The University will host a free lecture series on the future of U.S.-Muslim relations in a townhall meeting at Coffman Union today.
Now in its second year, “Hope, Not Hate” aims to open a dialogue between moderate Muslims and Americans, Seth Green, “Hope, Not Hate” executive director said.
The series will begin at 5 p.m. in the President’s Room in Coffman Union. More than 30 campuses nationwide will host the series, which runs from Sept. 8 to Oct. 11.
“U.S.-Muslim relations have deteriorated immensely, especially with the war in Iraq,” Green said. “If you look at polls and surveys and stuff like that, people in the Muslim world are incredibly opposed to current U.S. foreign policy.”
The Americans for Informed Democracy, the University’s chapter of a nationwide nonpartisan group, began the series on Sept. 11 of last year to combat rising tension between Muslims and the United States, according to the “Hope, Not Hate” Web site.
Too much attention has been given to terrorists who have distorted the Muslim faith, and not enough to the moderate Muslims, Green said.
“And so it’s really critical that we have a better and more complete understanding of one another,” Green said. “(It’s) critical here that we understand the moderate Muslim community and critical over there that they understand that Americans are making thoughtful decisions based on their national security, and not on a hatred of Islam.”
Lectures such as “Hope, Not Hate” help combat the idea that the current U.S. government is not favorable to Muslims, said Abdul Basit, a first-year graduate student at the Institute of Technology.
“To organize these sorts of events on campus, it just gives you a better chance to share things,” Basit, who is from Pakistan, said. “There’s more chances you’ll reach a middle point.”

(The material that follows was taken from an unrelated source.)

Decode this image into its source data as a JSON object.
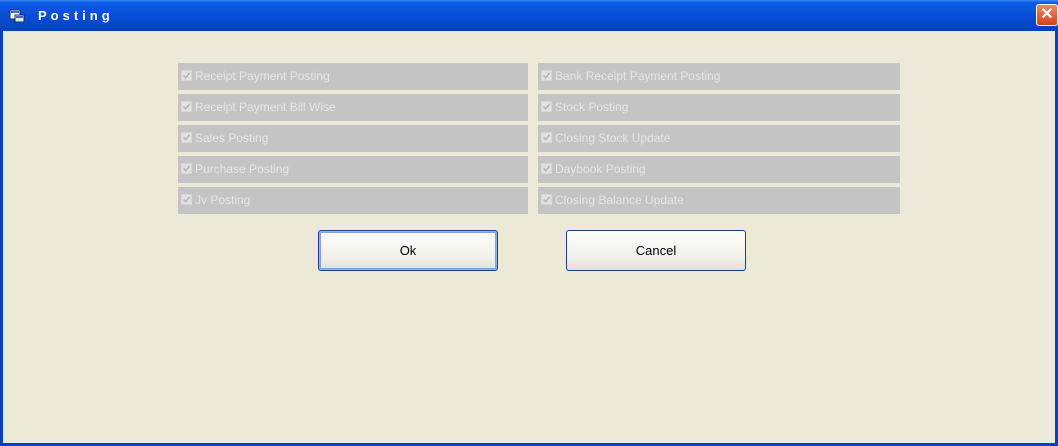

But U.S.-Muslim relations might worsen before improving, said the series’ co-chairman professor, Akbar Ahmed, who is the former high commissioner of Pakistan to Great Britain.
This year’s lecture series is more focused on U.S.-Muslim relations than previous years. Ahmed said he hopes to overcome barriers to change by engaging all types of people from both communities.
“I think one barrier is ignorance on both sides. The ignorance which is confirmed by the polls, which tell us that 80 percent of Americans knew nothing about Islam and were also hostile to Islam,” Ahmed said. “Similarly, polls in the Muslim world that showed high incidents of anti-Americanism.”
The series will include a bipartisan group of speakers varying from scholars, journalists, military personnel, and foreign and U.S. government officials.
Similar lectures and efforts are planned overseas to carry the message of tolerance directly to Muslim countries, Ahmed said.